"A third-generation New Yorker whose family is originally from Puerto Rico, Ocasio-Cortez looks a lot more like the constituents in the very diverse 14th District than Crowley, a 56-year-old white man," Vogue explains. "The optics of the race, then, also reflect a battle for the future of party leadership: Who is better equipped to represent the largely working-class and non-white Americans in the 14th, and in places like it all over the country?"
"But Ocasio-Cortez's challenge goes far beyond surface level," Vogue continues, acknowledging her growing list of endorsements. Heralded as "a torchbearer for the progressive movement," her platform has earned her the support of Justice Democrats, Our Revolution, and the Democratic Socialists of America (DSA), as well as New York City-based organizations.
In a series of tweets on Monday, journalist Jeremy Scahill—who recently spoke with Ocasio-Cortez on his podcast—acknowledged how her "much-needed new voice" terrifies the Democratic Party's D.C. establishment:
If the Democrats don’t want to read the writing on the wall, then they will keep trying to stop candidates like @Ocasio2018 and keep backing people like her establishment, absentee opponent. She is what they said they wanted.
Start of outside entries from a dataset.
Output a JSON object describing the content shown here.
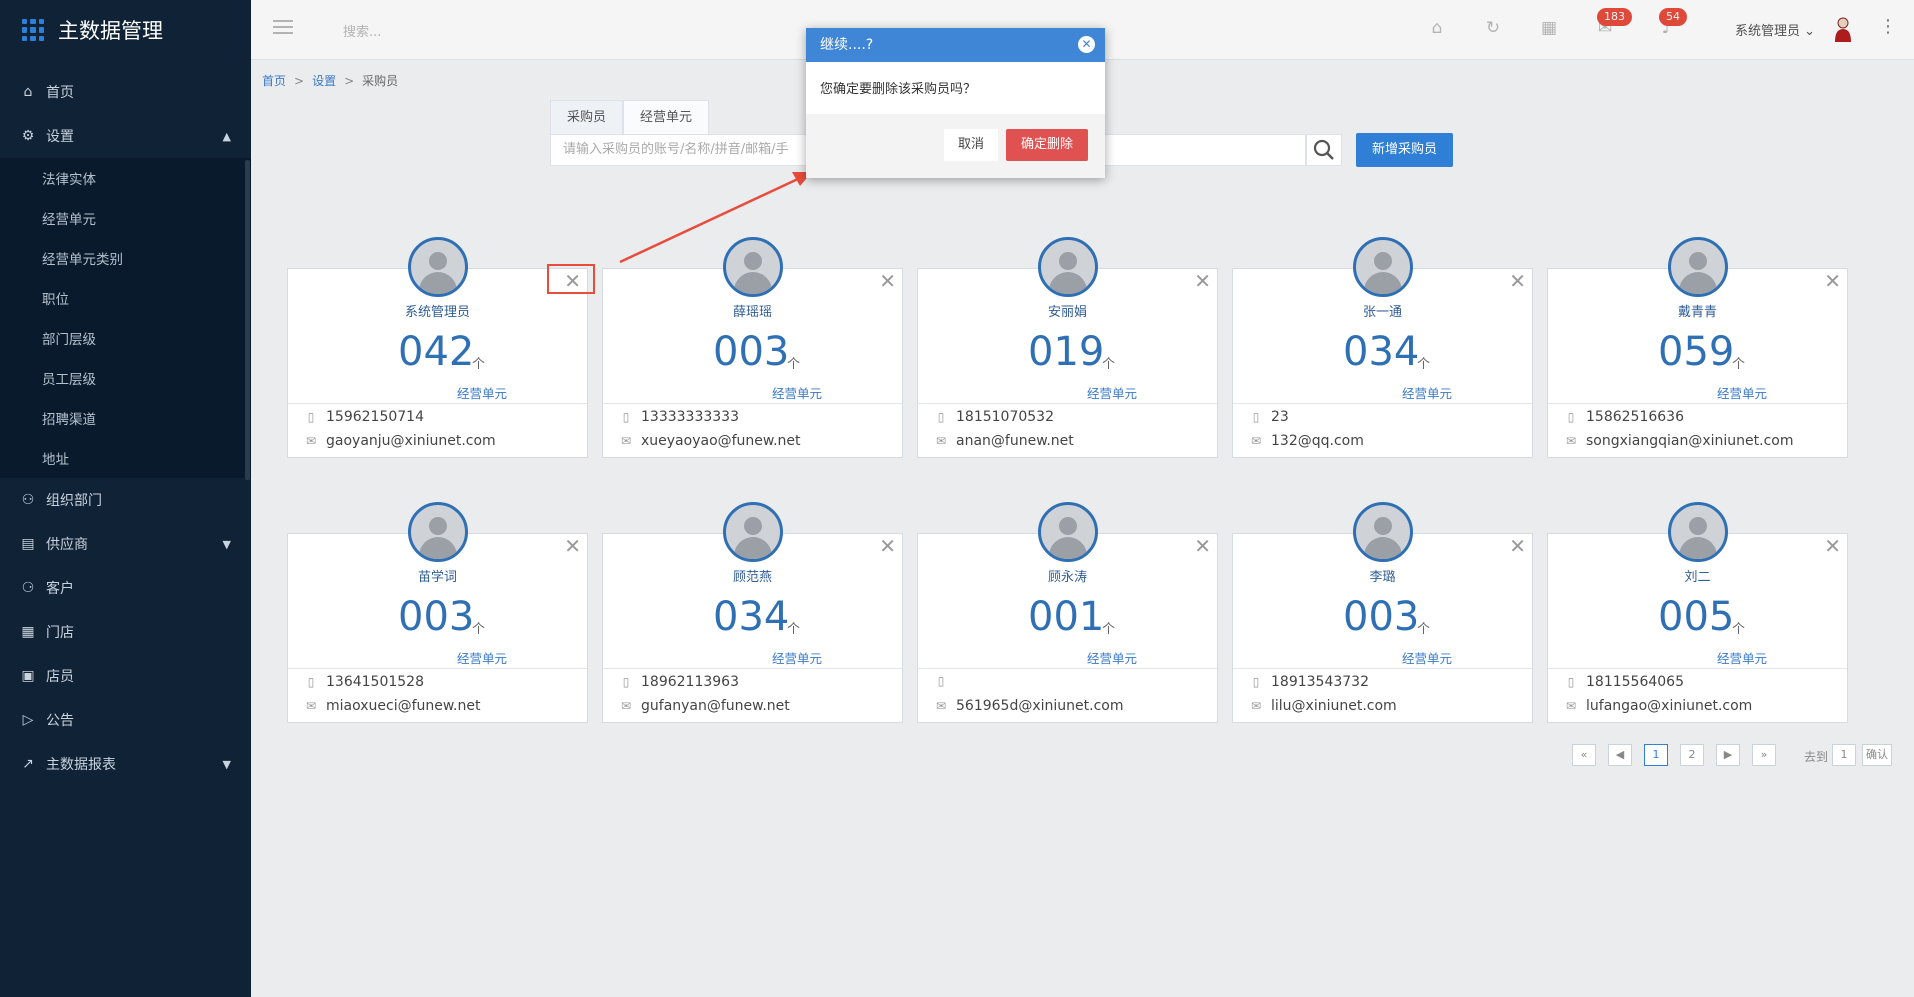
{
  "app": {
    "title": "主数据管理"
  },
  "sidebar": {
    "items": [
      {
        "label": "首页",
        "icon": "home-icon"
      },
      {
        "label": "设置",
        "icon": "gear-icon",
        "expanded": true
      },
      {
        "label": "组织部门",
        "icon": "org-icon"
      },
      {
        "label": "供应商",
        "icon": "supplier-icon"
      },
      {
        "label": "客户",
        "icon": "customer-icon"
      },
      {
        "label": "门店",
        "icon": "store-icon"
      },
      {
        "label": "店员",
        "icon": "clerk-icon"
      },
      {
        "label": "公告",
        "icon": "notice-icon"
      },
      {
        "label": "主数据报表",
        "icon": "chart-icon"
      }
    ],
    "settings_sub": [
      "法律实体",
      "经营单元",
      "经营单元类别",
      "职位",
      "部门层级",
      "员工层级",
      "招聘渠道",
      "地址"
    ]
  },
  "topbar": {
    "search_placeholder": "搜索...",
    "badge_messages": "183",
    "badge_notifications": "54",
    "user": "系统管理员"
  },
  "breadcrumb": {
    "home": "首页",
    "settings": "设置",
    "current": "采购员",
    "sep": ">"
  },
  "tabs": [
    "采购员",
    "经营单元"
  ],
  "search": {
    "placeholder": "请输入采购员的账号/名称/拼音/邮箱/手"
  },
  "add_button": "新增采购员",
  "unit_label": "经营单元",
  "unit_arrow": "个",
  "cards": [
    {
      "name": "系统管理员",
      "count": "042",
      "phone": "15962150714",
      "email": "gaoyanju@xiniunet.com"
    },
    {
      "name": "薛瑶瑶",
      "count": "003",
      "phone": "13333333333",
      "email": "xueyaoyao@funew.net"
    },
    {
      "name": "安丽娟",
      "count": "019",
      "phone": "18151070532",
      "email": "anan@funew.net"
    },
    {
      "name": "张一通",
      "count": "034",
      "phone": "23",
      "email": "132@qq.com"
    },
    {
      "name": "戴青青",
      "count": "059",
      "phone": "15862516636",
      "email": "songxiangqian@xiniunet.com"
    },
    {
      "name": "苗学词",
      "count": "003",
      "phone": "13641501528",
      "email": "miaoxueci@funew.net"
    },
    {
      "name": "顾范燕",
      "count": "034",
      "phone": "18962113963",
      "email": "gufanyan@funew.net"
    },
    {
      "name": "顾永涛",
      "count": "001",
      "phone": "",
      "email": "561965d@xiniunet.com"
    },
    {
      "name": "李璐",
      "count": "003",
      "phone": "18913543732",
      "email": "lilu@xiniunet.com"
    },
    {
      "name": "刘二",
      "count": "005",
      "phone": "18115564065",
      "email": "lufangao@xiniunet.com"
    }
  ],
  "pagination": {
    "first": "«",
    "prev": "◀",
    "pages": [
      "1",
      "2"
    ],
    "next": "▶",
    "last": "»",
    "goto_label": "去到",
    "goto_value": "1",
    "confirm": "确认"
  },
  "modal": {
    "title": "继续....?",
    "message": "您确定要删除该采购员吗？",
    "cancel": "取消",
    "confirm": "确定删除"
  },
  "colors": {
    "sidebar": "#0f2236",
    "accent": "#2f7fd6",
    "danger": "#e05252",
    "modal_header": "#3f86d6"
  }
}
So why are they afraid of her?
— jeremy scahill (@jeremyscahill) June 25, 2018
Ocasio-Cortez, as Common Dreams has reported, "is campaigning on a long list of progressives stances, including: mobilizing against climate change, improving the federal government's failed response to hurricane-ravaged Puerto Rico, advancing LGBTQIA+ and women's rights, and abolishing Immigration and Customs Enforcement (ICE), a federal agency that has been widely denounced for terrorizing immigrant communities and separating asylum-seeking families at the nation's Southern border."
While Nixon, a longtime education activist and actress known for her role in "Sex and the City," has spoken out on national issues—last week calling ICE "a terrorist organization" that should be abolished—she has largely campaigned on state-focused progressive policies that counter those of Democratic Gov. Andrew Cuomo, whom she and many others have accused of scheming with New York's Republican lawmakers and "sell[ing] our government off to corporate interests and wealthy donors, while the rest of us suffer."
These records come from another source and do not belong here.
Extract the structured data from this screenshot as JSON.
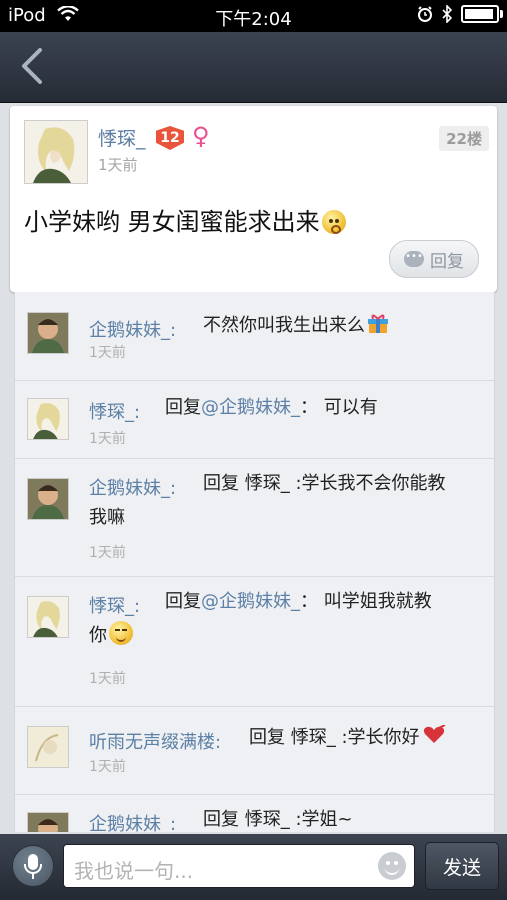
{
  "status_bar": {
    "device": "iPod",
    "time": "下午2:04"
  },
  "post": {
    "author": "悸琛_",
    "level": "12",
    "gender_symbol": "♀",
    "time": "1天前",
    "floor": "22楼",
    "content": "小学妹哟 男女闺蜜能求出来",
    "reply_label": "回复"
  },
  "comments": [
    {
      "name": "企鹅妹妹_:",
      "text": "不然你叫我生出来么",
      "time": "1天前"
    },
    {
      "name": "悸琛_:",
      "text_prefix": "回复",
      "mention": "@企鹅妹妹_",
      "text_suffix": "：  可以有",
      "time": "1天前"
    },
    {
      "name": "企鹅妹妹_:",
      "text_line1": "回复 悸琛_ :学长我不会你能教",
      "text_line2": "我嘛",
      "time": "1天前"
    },
    {
      "name": "悸琛_:",
      "text_prefix": "回复",
      "mention": "@企鹅妹妹_",
      "text_suffix": "：  叫学姐我就教",
      "text_line2": "你",
      "time": "1天前"
    },
    {
      "name": "听雨无声缀满楼:",
      "text": "回复 悸琛_ :学长你好",
      "time": "1天前"
    },
    {
      "name": "企鹅妹妹_:",
      "text": "回复 悸琛_ :学姐~"
    }
  ],
  "composer": {
    "placeholder": "我也说一句...",
    "send_label": "发送"
  },
  "colors": {
    "name_blue": "#5d80a6",
    "nav_dark": "#262c36",
    "badge_red": "#e8553b",
    "gender_pink": "#e8508f"
  }
}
In addition to New York's federal races, Colorado, Maryland, Mississippi, Oklahoma, South Carolina, and Utah also have primary elections scheduled for Tuesday. Our Revolution maintains a database of candidates across the country that the organization has endorsed while Justice Democrats features a list on the group's website.